7. The Brest Fortress - This is a Russian film about the Soviet equivalent of the Alamo early in the German invasion of 1941. It covers the defense of the fortress and the people within, which included the civilian families. This movie has a high quantity and quality of violence. The characters are strong and you empathize with them as they try to survive against the Nazi juggernaut.
6. Theirs Is the Glory - “Theirs Is the Glory” is a unique war movie. It reenacts the British participation in Operation Market Garden. It was produced entirely without the use of studio sets or actors. Every incident was either experienced or witnessed by the people who appear in the film.” Everyone in the 200 person cast was either a British soldier who participated in Operation Market Garden or a Dutch civilian who lived through the battle. This is an excellent companion to “A Bridge Too Far”.
5. City of Life and Death - This Chinese movie is about the infamous “Rape of Nanking”. It concentrates on the Chinese civilians who take refuge in the Safety Zone. The main Japanese character is a soldier who is a controversially sympathetic figure. The movie also has roles for John Rabe and Minnie Vautrin – two foreigner who attempted to save as many innocent Chinese as possible. It highlights the plight of the “Comfort Women” and the terrible atrocities committed by the Japanese army. There is a nice balance of drama and combat. The cast is excellent and the acting is stellar. This is a must-see about a must-know-about event in history.
4. The Dawns Here Are Quiet - I had seen several of the lauded Soviet WWII films before I stumbled upon this movie. It turned out to be the best of them all. It is the story of an all-female anti-aircraft unit led by a male officer. A small group ends up in a “who will survive?” scenario. Each woman gets flashbacks to develop their character. The cinematography is a standout and the acting is excellent. This is a special movie.
3. Oh! What a Lovely War - I am not big on musicals so I doubt I would have seen this movie if I had not started my blog. It is like no other war movie. This British film covers the Great War in series of vignettes that feature period songs sung by the characters. The movie covers not just the politicians and the brass, but a family that contributes several soldiers to the British Army. It is one of the most anti-war movie ever made. It is as good as you will get for an entertaining tutorial on the British experience in WWI.
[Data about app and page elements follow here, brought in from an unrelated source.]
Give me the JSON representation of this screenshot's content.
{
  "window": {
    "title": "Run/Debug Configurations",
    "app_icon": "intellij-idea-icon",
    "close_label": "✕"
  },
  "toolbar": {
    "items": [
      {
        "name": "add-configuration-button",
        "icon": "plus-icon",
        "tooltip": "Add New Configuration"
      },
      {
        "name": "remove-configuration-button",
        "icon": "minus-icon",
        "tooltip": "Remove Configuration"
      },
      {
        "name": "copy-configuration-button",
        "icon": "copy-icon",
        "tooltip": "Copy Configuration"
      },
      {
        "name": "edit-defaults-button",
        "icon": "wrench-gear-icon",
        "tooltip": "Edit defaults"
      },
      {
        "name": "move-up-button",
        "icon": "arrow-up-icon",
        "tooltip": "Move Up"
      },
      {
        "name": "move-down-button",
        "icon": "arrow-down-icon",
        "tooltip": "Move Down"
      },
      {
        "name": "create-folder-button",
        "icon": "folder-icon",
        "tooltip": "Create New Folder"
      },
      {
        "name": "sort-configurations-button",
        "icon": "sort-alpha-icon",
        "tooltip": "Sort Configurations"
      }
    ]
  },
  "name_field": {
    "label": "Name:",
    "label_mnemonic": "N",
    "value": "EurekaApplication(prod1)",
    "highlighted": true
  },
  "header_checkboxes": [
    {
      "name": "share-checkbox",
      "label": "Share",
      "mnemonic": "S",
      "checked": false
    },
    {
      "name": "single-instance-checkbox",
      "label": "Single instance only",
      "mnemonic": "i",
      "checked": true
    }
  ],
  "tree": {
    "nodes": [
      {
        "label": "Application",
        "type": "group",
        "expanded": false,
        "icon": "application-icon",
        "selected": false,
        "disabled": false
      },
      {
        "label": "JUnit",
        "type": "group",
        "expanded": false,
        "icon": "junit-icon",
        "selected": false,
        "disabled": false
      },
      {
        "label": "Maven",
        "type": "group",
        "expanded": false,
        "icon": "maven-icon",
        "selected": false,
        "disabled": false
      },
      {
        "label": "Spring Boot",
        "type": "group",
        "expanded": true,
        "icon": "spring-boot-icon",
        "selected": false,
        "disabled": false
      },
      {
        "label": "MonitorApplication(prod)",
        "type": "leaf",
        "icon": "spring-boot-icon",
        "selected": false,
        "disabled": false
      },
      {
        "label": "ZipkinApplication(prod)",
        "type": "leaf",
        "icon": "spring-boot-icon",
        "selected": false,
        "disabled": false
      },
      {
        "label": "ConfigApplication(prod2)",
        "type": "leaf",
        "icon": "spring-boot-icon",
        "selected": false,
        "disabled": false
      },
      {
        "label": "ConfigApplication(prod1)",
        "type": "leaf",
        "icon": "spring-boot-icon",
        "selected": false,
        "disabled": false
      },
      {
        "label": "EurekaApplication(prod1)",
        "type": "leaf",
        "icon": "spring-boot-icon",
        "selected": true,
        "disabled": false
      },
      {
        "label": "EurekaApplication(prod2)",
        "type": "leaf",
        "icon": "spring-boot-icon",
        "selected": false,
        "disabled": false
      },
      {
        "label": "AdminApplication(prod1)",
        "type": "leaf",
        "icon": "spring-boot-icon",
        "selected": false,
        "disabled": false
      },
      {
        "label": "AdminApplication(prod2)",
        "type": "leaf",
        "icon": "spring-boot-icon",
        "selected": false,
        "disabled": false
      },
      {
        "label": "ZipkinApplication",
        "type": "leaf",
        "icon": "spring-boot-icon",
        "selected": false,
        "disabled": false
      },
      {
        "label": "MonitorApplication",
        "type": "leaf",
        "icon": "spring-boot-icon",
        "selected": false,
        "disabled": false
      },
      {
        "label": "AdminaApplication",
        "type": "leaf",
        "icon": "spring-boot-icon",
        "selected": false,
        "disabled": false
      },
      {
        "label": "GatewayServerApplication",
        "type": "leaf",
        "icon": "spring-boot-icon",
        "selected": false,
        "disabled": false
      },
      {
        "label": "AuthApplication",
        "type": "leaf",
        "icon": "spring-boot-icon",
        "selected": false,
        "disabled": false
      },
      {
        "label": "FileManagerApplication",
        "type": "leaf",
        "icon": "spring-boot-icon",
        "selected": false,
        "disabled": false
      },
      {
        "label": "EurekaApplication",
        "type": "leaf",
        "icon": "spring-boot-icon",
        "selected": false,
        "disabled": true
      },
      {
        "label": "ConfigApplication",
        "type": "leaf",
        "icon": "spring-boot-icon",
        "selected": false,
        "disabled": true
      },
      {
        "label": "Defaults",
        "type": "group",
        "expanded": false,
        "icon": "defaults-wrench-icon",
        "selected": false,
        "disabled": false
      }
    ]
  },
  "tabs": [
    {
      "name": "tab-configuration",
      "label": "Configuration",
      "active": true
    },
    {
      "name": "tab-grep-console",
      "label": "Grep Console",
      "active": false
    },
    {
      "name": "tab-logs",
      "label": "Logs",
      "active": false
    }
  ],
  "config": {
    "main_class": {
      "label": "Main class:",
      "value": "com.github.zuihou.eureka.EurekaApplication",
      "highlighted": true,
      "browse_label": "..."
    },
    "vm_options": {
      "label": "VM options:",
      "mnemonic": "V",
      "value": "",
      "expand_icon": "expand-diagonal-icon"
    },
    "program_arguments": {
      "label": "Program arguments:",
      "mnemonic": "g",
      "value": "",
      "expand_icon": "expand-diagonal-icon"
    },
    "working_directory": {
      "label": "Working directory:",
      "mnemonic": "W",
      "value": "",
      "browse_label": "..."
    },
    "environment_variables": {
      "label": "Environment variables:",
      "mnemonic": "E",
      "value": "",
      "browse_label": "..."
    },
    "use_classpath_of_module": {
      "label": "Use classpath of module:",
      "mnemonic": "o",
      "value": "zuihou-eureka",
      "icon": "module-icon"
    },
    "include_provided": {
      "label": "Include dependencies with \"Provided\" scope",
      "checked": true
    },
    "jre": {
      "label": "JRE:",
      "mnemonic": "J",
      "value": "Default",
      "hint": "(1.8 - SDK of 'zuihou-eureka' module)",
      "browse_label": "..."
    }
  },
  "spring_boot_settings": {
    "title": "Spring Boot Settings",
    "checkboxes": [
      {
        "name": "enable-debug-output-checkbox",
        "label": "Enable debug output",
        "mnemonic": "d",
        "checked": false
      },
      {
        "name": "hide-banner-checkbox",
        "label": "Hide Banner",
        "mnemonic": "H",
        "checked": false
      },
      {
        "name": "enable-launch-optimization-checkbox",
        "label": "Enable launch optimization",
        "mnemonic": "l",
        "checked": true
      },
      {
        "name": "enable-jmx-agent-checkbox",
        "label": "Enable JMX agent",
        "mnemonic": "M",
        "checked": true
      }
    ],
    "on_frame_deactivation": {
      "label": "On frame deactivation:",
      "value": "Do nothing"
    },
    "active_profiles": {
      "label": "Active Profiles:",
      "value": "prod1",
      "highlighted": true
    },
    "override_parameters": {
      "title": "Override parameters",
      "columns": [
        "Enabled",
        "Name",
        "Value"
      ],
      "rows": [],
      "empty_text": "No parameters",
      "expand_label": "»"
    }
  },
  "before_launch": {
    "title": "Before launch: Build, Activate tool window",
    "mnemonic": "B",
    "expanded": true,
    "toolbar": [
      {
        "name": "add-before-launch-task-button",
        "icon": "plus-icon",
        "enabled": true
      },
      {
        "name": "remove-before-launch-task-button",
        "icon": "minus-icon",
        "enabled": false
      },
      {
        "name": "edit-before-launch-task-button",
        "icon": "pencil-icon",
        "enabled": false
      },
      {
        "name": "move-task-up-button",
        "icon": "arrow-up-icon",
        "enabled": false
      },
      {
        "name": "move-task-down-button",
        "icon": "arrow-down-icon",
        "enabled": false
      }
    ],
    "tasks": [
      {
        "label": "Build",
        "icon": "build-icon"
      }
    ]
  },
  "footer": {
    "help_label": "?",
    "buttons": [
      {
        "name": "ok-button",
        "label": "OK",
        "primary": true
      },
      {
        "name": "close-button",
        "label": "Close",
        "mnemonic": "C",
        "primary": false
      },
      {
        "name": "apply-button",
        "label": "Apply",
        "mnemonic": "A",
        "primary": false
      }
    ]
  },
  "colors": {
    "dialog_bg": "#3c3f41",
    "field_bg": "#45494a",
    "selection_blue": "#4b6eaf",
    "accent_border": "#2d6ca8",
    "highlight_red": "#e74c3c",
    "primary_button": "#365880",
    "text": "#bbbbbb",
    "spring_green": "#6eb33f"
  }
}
2. Taegukgi - “The Brotherhood of War” was the first South Korean war movie that I saw in my life. It was a seminal event in my reviewing career. I have been a huge fan of the subgenre ever since. Nobody makes war movies like the South Koreans. It you want over the top violence, they are the best. This was South Korea’s answer to “Saving Private Ryan”. It is the tale of two brothers, one of whom switches sides to become a communist Rambo. The battles are epic and adrenalin-fueled. This is still the best South Korean war movie I have seen and that is saying a lot.
1. Waltz With Bashir - This is the most remarkable film I have seen since starting this blog. "Waltz With Bashir" is an Israeli film released in 2008. It covers the Israeli experience in the Lebanon War of 1982. The movie blew me away because it hit several of my buttons. It is historically accurate, I learned about an event that I knew little about, it is realistic in its depiction of the military and combat, and it is striking in its cinematography. The director described it as an "animated documentary" and although I found the animation fascinating, it is not for everyone. But if you are a war movie lover and you want to see something totally outside the box, see this movie.